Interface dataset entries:
··········

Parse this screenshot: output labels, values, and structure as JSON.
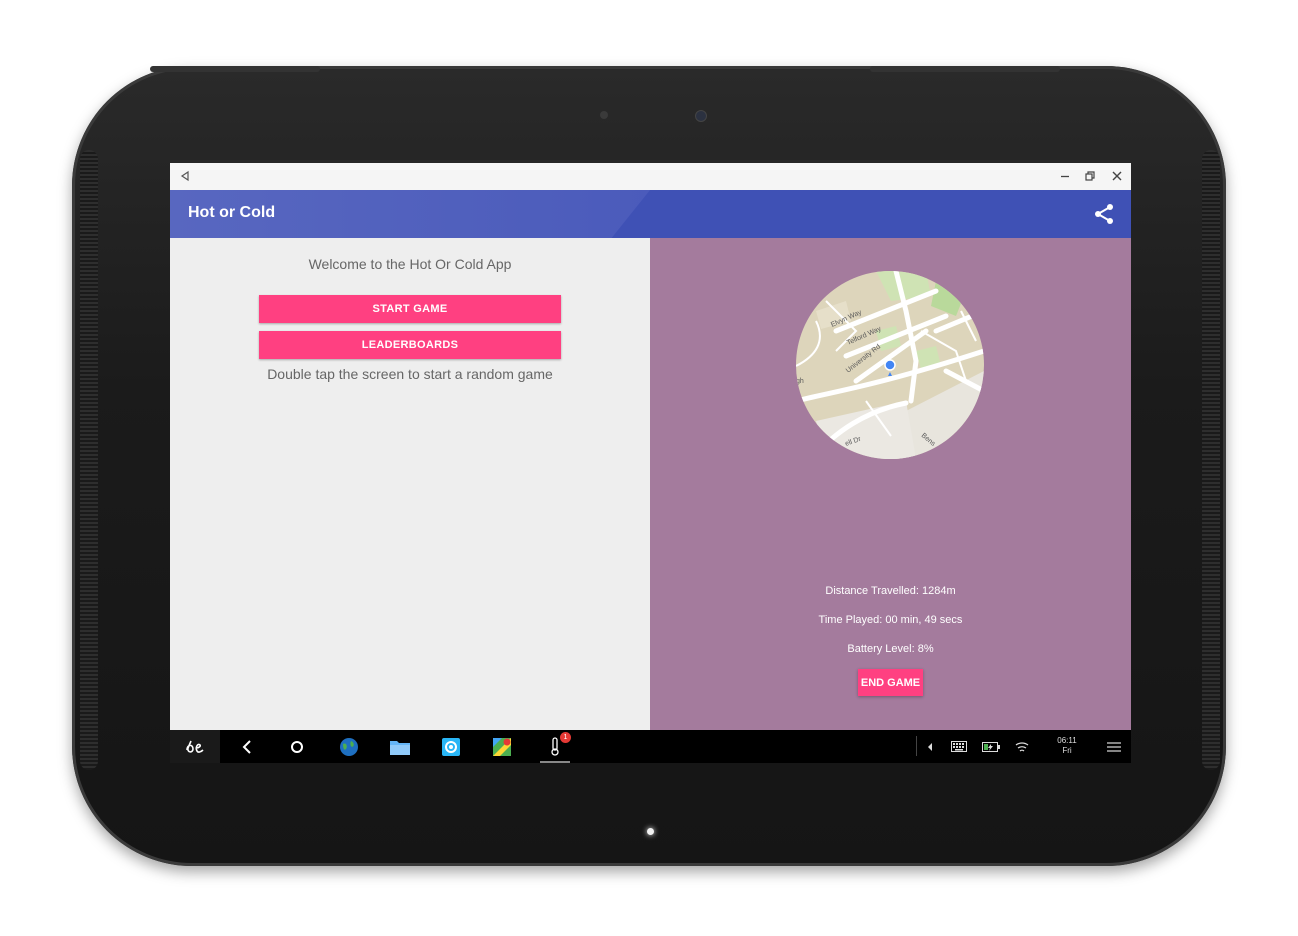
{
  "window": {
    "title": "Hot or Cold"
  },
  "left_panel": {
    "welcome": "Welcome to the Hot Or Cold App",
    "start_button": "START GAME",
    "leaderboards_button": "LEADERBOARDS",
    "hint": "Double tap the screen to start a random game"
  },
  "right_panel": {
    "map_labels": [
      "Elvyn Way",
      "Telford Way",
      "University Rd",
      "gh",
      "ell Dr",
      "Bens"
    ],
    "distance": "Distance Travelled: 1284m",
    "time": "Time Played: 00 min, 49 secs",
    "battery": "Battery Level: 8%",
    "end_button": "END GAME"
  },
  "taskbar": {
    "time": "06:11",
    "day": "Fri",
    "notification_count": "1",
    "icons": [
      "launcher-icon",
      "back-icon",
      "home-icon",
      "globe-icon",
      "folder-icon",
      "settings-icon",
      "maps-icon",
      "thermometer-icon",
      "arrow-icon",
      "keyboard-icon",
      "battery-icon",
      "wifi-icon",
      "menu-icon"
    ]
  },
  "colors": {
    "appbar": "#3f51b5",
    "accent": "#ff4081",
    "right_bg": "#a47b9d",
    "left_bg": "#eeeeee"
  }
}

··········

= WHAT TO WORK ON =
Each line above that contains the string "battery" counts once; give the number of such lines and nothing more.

= ANSWER BOX =
2